European Banks Are A Concern and The EU Is In Danger – The Next Down Leg Has Started!

March 2, 2009
Author: Peter Stolcers, Founder of OneOption

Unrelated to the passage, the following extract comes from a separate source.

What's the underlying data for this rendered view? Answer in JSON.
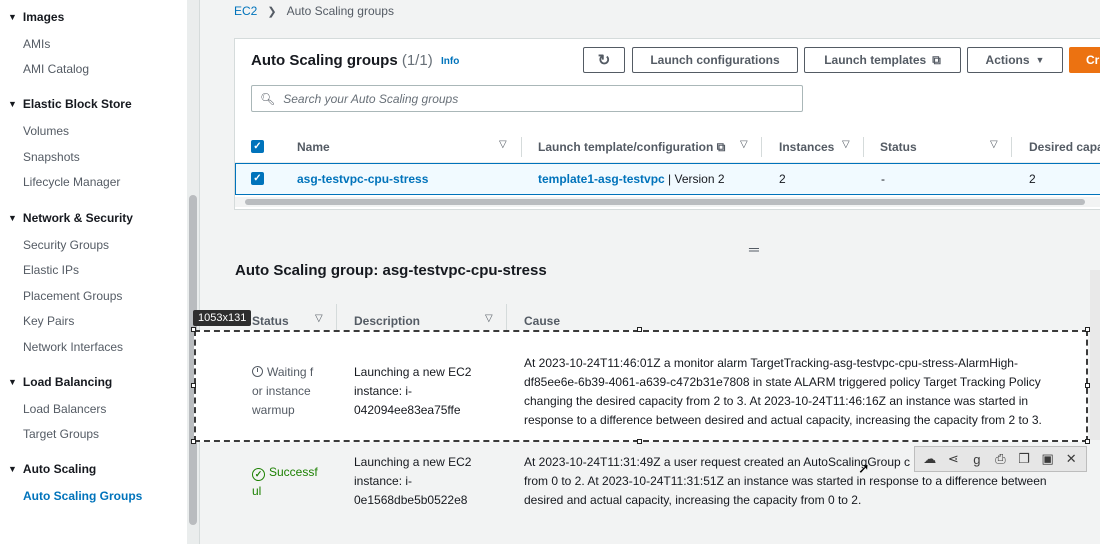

Last week, the market made new 12-year lows as it digested horrible economic data and it assessed continued problems in the financial sector. Durable goods orders fell 5.2% and business spending was down 5.4%. Initial jobless claims rose to 667,000 and continuing claims rose to 5.1 million. The GDP declined 6.2% in the fourth quarter and business investments dropped by 21%. We have to go back over 30 years to find conditions that were as dire as they are today. AIG posted a $100 million loss in 2008, $60 billion of it coming last quarter. The government has decided to stuff another $30 billion into the failing giant. Citigroup also needs more money and they are trying to structure a deal with the government. Banks are universally cutting dividends to increase liquidity. Conditions in Europe are even worse. Over the weekend, HSBC announced that they will need to raise $18 billion in capital. Eastern European banks are on the brink of failure and Latvia and Romania are the first two casualties. They will need additional capital and last week a banking consortium raised $25 billion for a contingency fund. Unfortunately, Eastern European countries have $1.7 trillion worth of loans and it is estimated that they will need at least $200 billion. With all of Europe struggling, it is unlikely that they will be able to raise this capital. Over the weekend, Hungary asked for help and they were flat out rejected by Germany, the largest EU member. This could mark the end of the EU. If Eastern European banks start failing it will devastate weak European banks and the ripple effect will circle the globe. Overnight, European stocks were down 3.5% on average. Asia was down slightly less. This negative backdrop for pressure on our market this morning and all assets are being devalued. ISM manufacturing improved slightly from January to February, but the number is still an abysmal 35.8. A number below 50 indicates economic contraction. Analysts are bracing themselves for Friday's Unemployment Report. Payrolls are expected to drop by 648,000 workers in January and that would spike the unemployment rate up to 7.9% from its current 7.6% level. The acceleration of unemployment is of particular concern. So far, traders are not embracing Obama's plans. The $800 billion stimulus plan has come under fire because it does not create new jobs. Last week, he also outlined the rollout of tax increases to the rich. Corporations are concerned that they will be hit with higher taxes after they learned of his intentions to tax oil companies. We need to encourage oil exploration and his actions will do exactly the opposite. Take away their subsidies, but don't slap them with windfall profit taxes. This is one area where we can create jobs in the US and improve our trade balance in the process. As we cut back on foreign oil, we strengthen our own balance sheet. Now that market support has been broken, the next down leg has begun. The VIX is climbing and we might be near a capitulation low. That does not mean I am bullish. It's simply represents a resting point where we can add to our short put positions. I currently only have 25% of my risk exposure on and I'm watching closely. I see many opportunities to sell out of the money puts on good stocks, but I want to be cautious and I want to take in as much premium as I can. There aren't many groups to cling on to. However, I am finding lots of individual names that are holding up well. These companies have strong market share in their niche; they have strong balance sheets and good cash flow. This is a stock pickers market. While there are opportunities on the short side, I believe they are better suited for day trading. Once the momentum begins, you can short weak stocks and buy them back near the close. Overnight shorts are very risky at current levels. I don't like longer-term bearish positions at this juncture because one good shred of news could rocket this market much higher. Bear market rallies tend to happen just when it looks like things can't get any worse. Consequently, I feel in control when I am selling out of the money put positions as the market gradually drifts lower. I can control my risk in this environment and the moves are relatively predictable. On the other hand, if I'm selling call spreads and I get caught in a bear market rally, it could wipe me out as everyone starts reeling in short positions. The news is horrible, the decliners outnumbered advancers by 12 to 1 and we have made new 12-year lows. There's no reason to think that we won't drift lower the entire day. If we drop more than 50 S&P 500 points, look for signs of an intraday reversal. If we get one in here, it could spark a short-term rally. It is more likely that we will not see an intraday reversal until Friday's number has run its course. image

Daily Bulletin Continues...

Want Full Access?

Become a Member

Start Free Trial

No credit card required.


Previous Bulletin

February 27, 2009

Next Bulletin

March 3, 2009